New York: Harmony Books, 1973. First Edition. Nearly pristine copy of this absolutely seminal work, a book-length jive masterpiece chronicling street-life in Harlem from the Fifties through the Seventies, glorifying the violent lives of crap-shooters, pimps, drug dealers and gang-bangers. Nuriddin recorded the work (also under the nom-de-guerre "Lightnin' Rod") in 1973; no promotional copy for that recording is present here, leading us to assume that the book preceded the album by some months.
Among hip-hop afficionados, Hustlers Convention (in its recorded version) is widely cited as one of the "lost masterpieces" of rap music, preceding Sugar Hill Gang's Rapper's Delight (generally hailed as the first true "rap" album) by some six years. In a 2014 profile of Nuriddin in The Guardian, critic Graeme Thomson calls Hustlers Convention "...a crucial but largely overlooked link in hip-hop's evolutionary chain. The genre's pioneers – Melle Mel, Grandmaster Caz, Fab 5 Freddy – knew it by heart. Grandmaster Flash played it at early block parties, and it was later sampled by the Beastie Boys, Wu Tang Clan and countless others...[the album is] a premonition of gangsta rap, a vivid depiction of ghetto life lived large, complete with shoot-em-up sound-effects..."
Indeed, both the cadence and the ethos of much early hip-hop is evident in Nuriddin's metrical six-line stanzas, in which one finds a clear link between the "toasting" tradition which preceded him and the rap tradition which followed. In the opening stanzas, for example, we encounter rhymes which could just as easily have been written and rapped by Big Bank Hank or Melle Mel :
I've seldom lost,
'cause my game was so boss,
I mean I had my shit down pat,
and I was runnin' through bitches,
like rags to riches,
'cause that's where my heart was at
Yes, I was a down stud's dream
a hustler supreme,
there wasn't no game that I couldn't play,
and if I caught a dude cheatin'
I would give him a beatin'
and I might even blow 'em away!
Though released by the music division of a major trade publisher (Harmony was a subsidiary of Crown), the book is surprisingly uncommon, with no others located in commerce (2014) and few copies in university special collections.
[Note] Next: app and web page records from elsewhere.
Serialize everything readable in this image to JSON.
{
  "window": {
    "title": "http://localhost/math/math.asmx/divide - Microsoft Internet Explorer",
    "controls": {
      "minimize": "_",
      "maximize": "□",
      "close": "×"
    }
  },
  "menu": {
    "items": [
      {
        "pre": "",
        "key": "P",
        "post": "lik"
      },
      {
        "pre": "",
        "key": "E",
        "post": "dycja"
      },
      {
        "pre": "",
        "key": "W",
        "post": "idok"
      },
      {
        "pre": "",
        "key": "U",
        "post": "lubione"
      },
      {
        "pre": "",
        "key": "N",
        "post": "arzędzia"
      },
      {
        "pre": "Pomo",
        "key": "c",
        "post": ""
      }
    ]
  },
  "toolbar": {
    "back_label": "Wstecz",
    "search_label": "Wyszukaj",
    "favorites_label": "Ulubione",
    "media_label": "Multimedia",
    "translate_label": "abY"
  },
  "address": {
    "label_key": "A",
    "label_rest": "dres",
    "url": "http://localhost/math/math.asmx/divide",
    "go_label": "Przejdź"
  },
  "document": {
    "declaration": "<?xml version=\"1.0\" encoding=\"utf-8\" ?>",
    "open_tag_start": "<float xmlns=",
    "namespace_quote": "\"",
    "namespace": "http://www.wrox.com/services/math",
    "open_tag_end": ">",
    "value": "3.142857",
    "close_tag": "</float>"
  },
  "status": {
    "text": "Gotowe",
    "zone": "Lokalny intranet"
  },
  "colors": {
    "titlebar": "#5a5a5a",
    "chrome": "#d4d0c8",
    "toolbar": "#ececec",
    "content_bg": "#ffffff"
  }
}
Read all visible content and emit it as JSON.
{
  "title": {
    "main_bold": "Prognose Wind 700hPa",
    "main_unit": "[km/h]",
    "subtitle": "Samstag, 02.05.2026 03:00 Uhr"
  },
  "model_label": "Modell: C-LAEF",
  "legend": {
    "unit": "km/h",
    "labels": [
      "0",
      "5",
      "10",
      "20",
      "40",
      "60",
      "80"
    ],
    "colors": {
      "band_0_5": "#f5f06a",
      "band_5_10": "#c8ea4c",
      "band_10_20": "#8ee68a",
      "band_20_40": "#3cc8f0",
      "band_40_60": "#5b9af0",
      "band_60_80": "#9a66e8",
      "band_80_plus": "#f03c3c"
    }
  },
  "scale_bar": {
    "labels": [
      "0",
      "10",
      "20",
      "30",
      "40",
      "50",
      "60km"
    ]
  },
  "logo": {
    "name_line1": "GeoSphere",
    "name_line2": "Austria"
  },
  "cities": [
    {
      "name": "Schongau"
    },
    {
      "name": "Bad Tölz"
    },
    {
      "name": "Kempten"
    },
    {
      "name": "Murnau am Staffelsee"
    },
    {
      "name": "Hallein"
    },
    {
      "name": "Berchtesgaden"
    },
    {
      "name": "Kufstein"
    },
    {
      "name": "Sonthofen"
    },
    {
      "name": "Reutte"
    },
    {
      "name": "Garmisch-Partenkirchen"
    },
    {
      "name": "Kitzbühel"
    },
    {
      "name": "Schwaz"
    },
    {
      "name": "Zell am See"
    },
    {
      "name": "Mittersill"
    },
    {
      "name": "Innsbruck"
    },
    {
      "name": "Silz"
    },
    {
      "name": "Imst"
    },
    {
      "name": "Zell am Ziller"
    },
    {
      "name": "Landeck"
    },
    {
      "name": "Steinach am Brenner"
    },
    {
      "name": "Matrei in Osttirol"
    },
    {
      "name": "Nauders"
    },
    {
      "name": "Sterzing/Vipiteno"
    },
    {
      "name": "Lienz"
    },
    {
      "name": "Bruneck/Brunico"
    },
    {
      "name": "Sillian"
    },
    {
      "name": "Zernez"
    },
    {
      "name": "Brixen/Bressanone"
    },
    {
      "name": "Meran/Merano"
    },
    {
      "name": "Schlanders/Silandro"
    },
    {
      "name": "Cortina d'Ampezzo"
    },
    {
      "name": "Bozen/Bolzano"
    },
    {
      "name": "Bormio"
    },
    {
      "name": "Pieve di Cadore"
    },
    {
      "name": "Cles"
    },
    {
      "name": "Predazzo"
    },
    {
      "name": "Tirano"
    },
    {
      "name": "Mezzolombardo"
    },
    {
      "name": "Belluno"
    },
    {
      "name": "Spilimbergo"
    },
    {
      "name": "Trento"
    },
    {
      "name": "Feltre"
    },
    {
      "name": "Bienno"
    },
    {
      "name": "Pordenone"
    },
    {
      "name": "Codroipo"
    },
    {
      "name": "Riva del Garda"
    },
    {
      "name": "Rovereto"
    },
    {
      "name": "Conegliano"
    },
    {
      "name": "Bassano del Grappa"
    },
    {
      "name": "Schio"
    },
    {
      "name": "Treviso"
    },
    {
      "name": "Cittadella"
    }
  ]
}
We would suggest that copies in collectible condition, such as this one, are seldom-seen. A documentary of Nuriddin's life, also titled Hustlers Convention, has been scheduled for release in Spring, 2015, directed by Mike Todd and executive produced by rapper ChuckD. Paperback original. Octavo (20.5cm); illustrated card wrappers; 125, (2)pp; author portrait and promotional blurb at rear. Light shelfwear and rubbing to extremities, with wear to base of spine; unread, Very Good+ or better.